Brief - Go through the entries below. Copy each line in which "终极联盟" appears.

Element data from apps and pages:
==============================

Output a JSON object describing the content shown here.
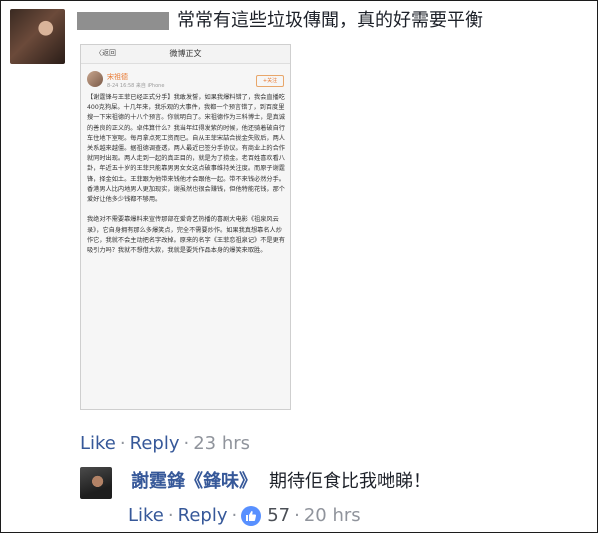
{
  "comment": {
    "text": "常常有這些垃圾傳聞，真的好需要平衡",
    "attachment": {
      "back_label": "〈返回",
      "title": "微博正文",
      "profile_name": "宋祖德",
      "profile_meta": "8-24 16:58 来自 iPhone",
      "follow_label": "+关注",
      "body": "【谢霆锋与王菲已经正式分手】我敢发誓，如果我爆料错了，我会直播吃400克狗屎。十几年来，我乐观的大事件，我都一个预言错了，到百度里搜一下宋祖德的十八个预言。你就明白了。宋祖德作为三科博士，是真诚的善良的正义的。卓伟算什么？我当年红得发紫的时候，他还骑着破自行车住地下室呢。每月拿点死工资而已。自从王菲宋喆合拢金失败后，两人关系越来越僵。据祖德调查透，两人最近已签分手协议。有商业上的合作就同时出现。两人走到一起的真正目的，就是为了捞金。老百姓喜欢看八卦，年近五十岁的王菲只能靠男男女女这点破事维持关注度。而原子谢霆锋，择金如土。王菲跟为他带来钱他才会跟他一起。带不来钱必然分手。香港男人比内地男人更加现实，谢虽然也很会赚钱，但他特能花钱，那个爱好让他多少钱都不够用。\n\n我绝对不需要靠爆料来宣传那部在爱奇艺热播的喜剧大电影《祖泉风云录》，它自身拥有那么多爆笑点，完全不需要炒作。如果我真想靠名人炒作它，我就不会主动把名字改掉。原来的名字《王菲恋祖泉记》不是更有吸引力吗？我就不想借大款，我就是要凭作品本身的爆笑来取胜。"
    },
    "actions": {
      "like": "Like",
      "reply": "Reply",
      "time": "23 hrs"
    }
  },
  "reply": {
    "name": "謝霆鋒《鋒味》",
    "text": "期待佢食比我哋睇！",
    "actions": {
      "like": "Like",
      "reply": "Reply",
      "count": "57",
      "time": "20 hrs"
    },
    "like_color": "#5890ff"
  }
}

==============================

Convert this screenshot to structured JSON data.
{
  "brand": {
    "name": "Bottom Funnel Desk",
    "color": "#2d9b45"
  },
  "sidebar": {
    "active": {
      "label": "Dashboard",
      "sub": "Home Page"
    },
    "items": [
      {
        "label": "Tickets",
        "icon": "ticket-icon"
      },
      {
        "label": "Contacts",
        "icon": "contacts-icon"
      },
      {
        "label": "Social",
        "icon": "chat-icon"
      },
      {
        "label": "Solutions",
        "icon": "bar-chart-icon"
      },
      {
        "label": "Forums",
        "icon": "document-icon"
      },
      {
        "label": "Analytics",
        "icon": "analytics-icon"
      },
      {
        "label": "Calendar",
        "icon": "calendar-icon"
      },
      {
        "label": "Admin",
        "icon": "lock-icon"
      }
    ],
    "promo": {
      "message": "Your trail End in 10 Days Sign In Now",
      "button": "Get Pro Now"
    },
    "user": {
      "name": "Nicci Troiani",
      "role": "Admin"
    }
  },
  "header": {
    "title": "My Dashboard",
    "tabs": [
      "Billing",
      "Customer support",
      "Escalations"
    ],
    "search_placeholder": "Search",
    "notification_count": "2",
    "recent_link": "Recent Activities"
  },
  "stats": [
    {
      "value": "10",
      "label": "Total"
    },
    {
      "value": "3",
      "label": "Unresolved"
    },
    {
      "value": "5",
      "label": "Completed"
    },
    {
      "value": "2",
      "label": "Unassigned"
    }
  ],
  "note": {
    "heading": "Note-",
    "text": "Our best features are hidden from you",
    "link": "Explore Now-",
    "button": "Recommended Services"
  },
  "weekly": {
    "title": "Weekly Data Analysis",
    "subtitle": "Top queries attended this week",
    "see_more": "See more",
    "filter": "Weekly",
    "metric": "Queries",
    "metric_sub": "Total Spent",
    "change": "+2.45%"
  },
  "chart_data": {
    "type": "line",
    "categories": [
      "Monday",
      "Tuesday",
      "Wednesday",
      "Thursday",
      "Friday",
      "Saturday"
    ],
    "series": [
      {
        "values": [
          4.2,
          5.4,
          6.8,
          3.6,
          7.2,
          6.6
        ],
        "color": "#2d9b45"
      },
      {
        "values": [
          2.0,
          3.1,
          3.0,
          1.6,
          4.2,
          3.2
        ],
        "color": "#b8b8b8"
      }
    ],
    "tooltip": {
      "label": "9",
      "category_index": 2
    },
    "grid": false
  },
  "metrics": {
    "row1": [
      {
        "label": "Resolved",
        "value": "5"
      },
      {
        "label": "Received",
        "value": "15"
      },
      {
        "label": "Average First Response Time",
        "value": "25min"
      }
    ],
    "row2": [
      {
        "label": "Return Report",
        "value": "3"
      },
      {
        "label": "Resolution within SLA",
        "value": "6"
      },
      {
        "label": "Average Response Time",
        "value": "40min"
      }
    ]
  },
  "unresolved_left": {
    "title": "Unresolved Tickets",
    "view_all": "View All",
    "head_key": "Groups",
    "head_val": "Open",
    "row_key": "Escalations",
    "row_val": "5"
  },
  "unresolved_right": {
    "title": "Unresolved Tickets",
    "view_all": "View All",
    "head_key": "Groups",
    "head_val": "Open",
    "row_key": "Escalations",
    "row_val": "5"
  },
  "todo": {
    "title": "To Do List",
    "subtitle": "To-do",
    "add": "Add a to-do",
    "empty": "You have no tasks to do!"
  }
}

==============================

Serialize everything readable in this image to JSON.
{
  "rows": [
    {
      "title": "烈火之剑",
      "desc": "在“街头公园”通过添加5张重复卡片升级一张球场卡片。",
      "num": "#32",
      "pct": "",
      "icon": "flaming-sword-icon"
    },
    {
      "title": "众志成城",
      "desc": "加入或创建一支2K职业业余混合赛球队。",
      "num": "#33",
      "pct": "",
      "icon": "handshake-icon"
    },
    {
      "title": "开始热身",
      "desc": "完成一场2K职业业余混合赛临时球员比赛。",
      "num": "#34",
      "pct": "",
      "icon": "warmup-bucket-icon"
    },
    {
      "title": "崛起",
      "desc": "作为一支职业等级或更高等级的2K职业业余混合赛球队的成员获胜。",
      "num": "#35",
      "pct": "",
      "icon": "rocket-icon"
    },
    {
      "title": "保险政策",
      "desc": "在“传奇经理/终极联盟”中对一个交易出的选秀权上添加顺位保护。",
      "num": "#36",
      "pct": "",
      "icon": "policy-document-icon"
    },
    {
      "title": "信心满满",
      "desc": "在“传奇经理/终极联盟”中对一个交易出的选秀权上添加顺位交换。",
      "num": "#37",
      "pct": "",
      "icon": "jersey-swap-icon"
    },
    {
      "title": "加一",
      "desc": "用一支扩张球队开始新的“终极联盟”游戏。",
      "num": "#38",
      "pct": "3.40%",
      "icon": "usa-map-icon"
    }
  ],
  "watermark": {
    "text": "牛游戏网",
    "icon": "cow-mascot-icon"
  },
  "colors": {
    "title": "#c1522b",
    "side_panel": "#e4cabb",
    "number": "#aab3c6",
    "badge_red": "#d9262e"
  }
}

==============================

Expected output -
      "desc": "在“传奇经理/终极联盟”中对一个交易出的选秀权上添加顺位保护。",
      "desc": "在“传奇经理/终极联盟”中对一个交易出的选秀权上添加顺位交换。",
      "desc": "用一支扩张球队开始新的“终极联盟”游戏。",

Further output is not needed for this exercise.